Entries from a dataset of interfaces
-----
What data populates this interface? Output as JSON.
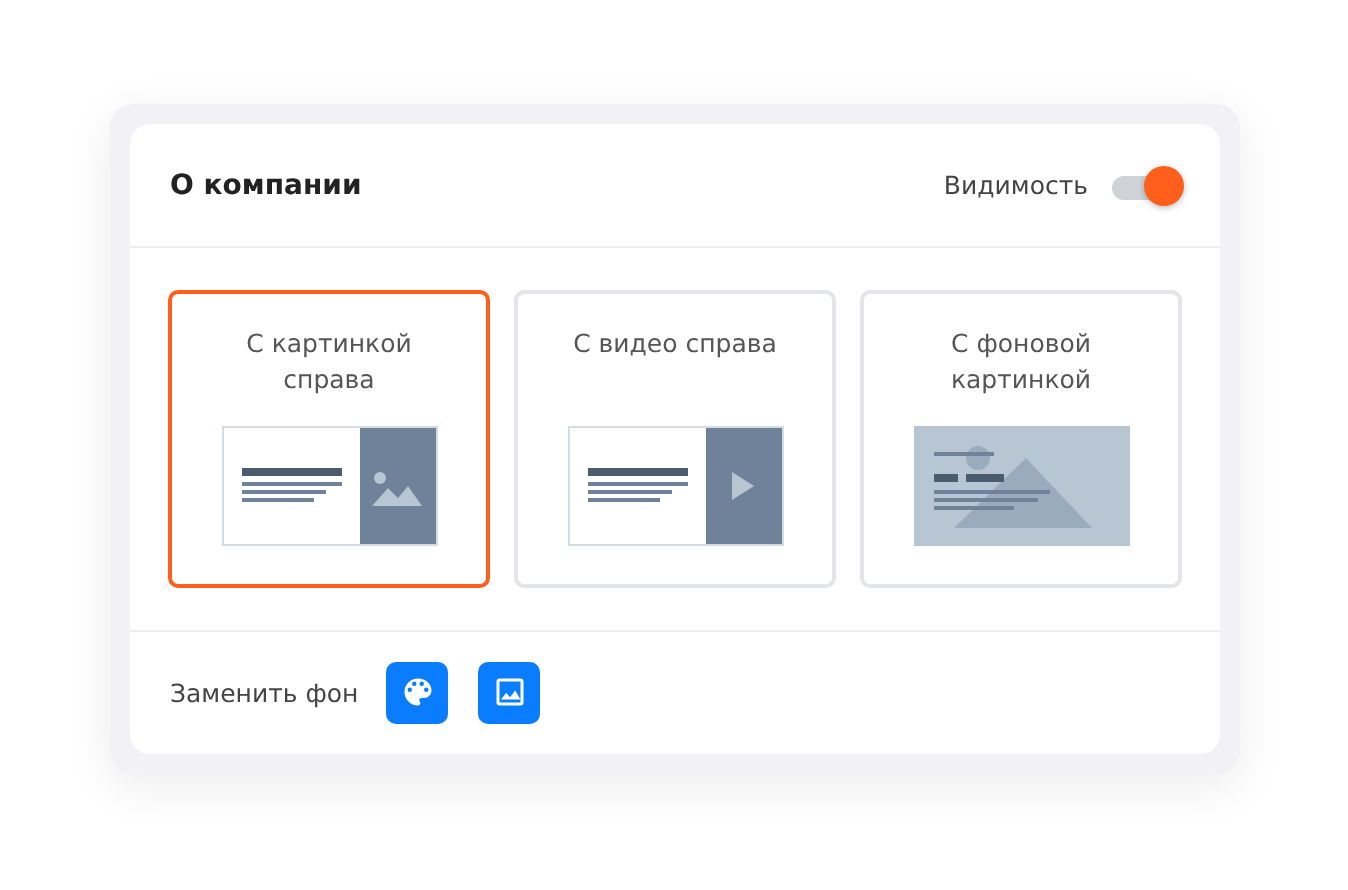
{
  "header": {
    "title": "О компании",
    "visibility_label": "Видимость",
    "visibility_on": true
  },
  "layouts": [
    {
      "label": "С картинкой справа",
      "kind": "image-right",
      "selected": true
    },
    {
      "label": "С видео справа",
      "kind": "video-right",
      "selected": false
    },
    {
      "label": "С фоновой картинкой",
      "kind": "background",
      "selected": false
    }
  ],
  "footer": {
    "label": "Заменить фон"
  }
}
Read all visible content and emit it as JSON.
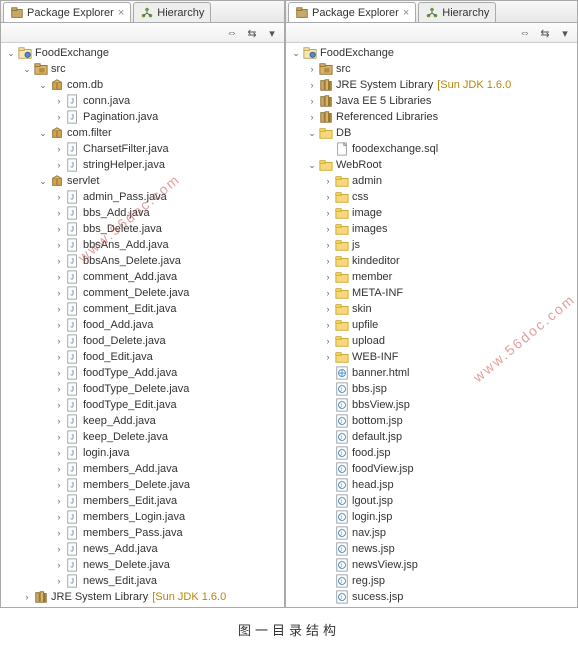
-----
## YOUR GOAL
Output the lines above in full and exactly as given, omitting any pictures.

## EXERCISE RESPONSE
What data populates this interface? Output as JSON.
{
  "header": {
    "title": "О компании",
    "visibility_label": "Видимость",
    "visibility_on": true
  },
  "layouts": [
    {
      "label": "С картинкой справа",
      "kind": "image-right",
      "selected": true
    },
    {
      "label": "С видео справа",
      "kind": "video-right",
      "selected": false
    },
    {
      "label": "С фоновой картинкой",
      "kind": "background",
      "selected": false
    }
  ],
  "footer": {
    "label": "Заменить фон"
  }
}
Read all visible content and emit it as JSON.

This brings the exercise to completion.